Sindh’s journey to pursue Sustainable Development Goals (SDGs) continues. Its SDGs Support Unit will be finalising its progress on various targets in the next month and will come up with a presentation on the SDG Framework.
The 17 SDGs involve 247 indicators and out of which 174 are provincially applicable. Data, however, is available only for 61 per cent of provincially applicable indicators until 2021. Two-point data that is considered important to gauge performance is available for 43pc of provincially applicable indicators.
In Sindh, 67pc of the indicators have progressed while 33pc show a downward trend

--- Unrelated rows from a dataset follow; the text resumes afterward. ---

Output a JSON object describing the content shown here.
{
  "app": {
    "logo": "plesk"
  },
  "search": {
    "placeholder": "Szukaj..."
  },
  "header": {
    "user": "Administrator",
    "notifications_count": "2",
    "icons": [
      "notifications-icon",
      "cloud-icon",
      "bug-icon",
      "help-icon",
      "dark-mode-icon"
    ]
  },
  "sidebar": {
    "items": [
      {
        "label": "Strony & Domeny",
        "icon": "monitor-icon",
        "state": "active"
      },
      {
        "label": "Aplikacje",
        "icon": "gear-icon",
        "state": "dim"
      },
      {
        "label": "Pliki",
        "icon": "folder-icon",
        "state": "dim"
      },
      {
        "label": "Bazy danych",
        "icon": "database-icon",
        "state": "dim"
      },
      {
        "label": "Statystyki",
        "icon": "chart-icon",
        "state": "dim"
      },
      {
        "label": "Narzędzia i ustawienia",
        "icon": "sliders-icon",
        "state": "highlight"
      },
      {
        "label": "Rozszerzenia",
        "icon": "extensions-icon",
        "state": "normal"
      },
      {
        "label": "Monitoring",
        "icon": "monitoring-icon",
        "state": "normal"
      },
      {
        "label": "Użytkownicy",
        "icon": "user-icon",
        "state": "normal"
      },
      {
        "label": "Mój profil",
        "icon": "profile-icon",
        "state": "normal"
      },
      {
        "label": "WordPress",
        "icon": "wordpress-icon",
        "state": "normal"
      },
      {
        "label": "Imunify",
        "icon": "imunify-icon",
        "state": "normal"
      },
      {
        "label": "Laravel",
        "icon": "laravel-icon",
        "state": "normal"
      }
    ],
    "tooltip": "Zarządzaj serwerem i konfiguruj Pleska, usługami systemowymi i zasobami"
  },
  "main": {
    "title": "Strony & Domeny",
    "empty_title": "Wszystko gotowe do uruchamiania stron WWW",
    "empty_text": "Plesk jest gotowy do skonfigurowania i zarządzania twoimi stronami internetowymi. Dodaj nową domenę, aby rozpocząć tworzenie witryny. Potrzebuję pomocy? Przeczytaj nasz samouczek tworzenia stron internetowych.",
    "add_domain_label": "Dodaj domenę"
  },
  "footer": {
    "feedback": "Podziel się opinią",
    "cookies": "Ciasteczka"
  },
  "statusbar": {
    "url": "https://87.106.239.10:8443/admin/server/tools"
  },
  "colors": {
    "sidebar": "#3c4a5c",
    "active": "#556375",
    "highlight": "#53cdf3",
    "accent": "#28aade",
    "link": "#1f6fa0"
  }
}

For provincially relevant indicators backed by two-point data, 67pc of the indicators have shown improved progress while 33pc have shown a downward trend, according to officials of the SDG Unit in the Planning and Development Board of Sindh government.
This two-point data, a project-related term, reflects upward or downward trends/progress between 2015-16 and 2018-19 on the targets and their indicators. Out of a total of 247 indicators, 174 directly pertain to the Sindh province and the rest are relevant in the federal context.
The recent results are based on the 2018-19 survey for the Multiple Indicators Cluster Survey (MICS), says project manager Mumtaz Halepoto of the SDG Unit. “And out of 174 indicators, progress on 61pc or 106 out of 174 provincially applicable indicators can be reported for Sindh,” he adds.
For instance, SDG-14 — Life Below Sea falls in the federal domain so the Sindh government is not supposed to look into it. “Three of SDG-14’s 10 indicators pertain to the province but we have simply no data available with us at this point of time,” he adds.
The progress achieved for different SDGs — some are sectors — is attributable to programmes like the Peoples Poverty Reduction Programme to eliminate poverty and the Accelerated Action Plan for the health sector. For example, SDG-8’s target is to eradicate forced labour, end modern slavery and human trafficking and by 2025, end child labour in all its forms. “As per MICS 2014-15, child labour has reduced from 26pc to 10.4pc in 2018-19,” he says.
SDG-3 Good Health and Well Being’s target is to end preventable deaths of newborns and children under five years of age by 2030. In 2014-15, Sindh’s data indicates that the under-five mortality rate at 104 per 1,000 live births improved to 46 per 1,000 live births by 2018-19.
Some indicators are worsening in Sindh. He referred to indicator 1.2.2 of SDG-1 No Poverty Goal where multi-dimensional poverty has increased from 43.1pc in 2014-15 to 47pc in 2018-19. However, the 1.1.1 indicator of SDG-1 — the proportion of the population living below the international poverty line — shows improvement as it was at 36pc in 2014-15 and now is at 29pc.
Likewise, a downward trend can be witnessed for SDG-4 Quality Education, where data relating to the 4.1.2 indicator reflects a decrease from 49pc in 2014-15 to 45pc in 2018-19. Similarly, the progress on SDG-5 of gender equality says that the marriage rate before 18 years of age has increased from 19pc in 2014-15 to 24pc in 2018-19. The relevant target is to eliminate all harmful practices such as child, early and forced marriage and female genital mutilation.
For SDG-8 Decent Work and Economic Growth, the unemployment rate has increased from 4.66pc in 2014-15 to 4.92pc in 2018-19 while the target aims to achieve full and productive employment and decent work for all women and men by 2030.
Published in Dawn, The Business and Finance Weekly, September 27th, 2021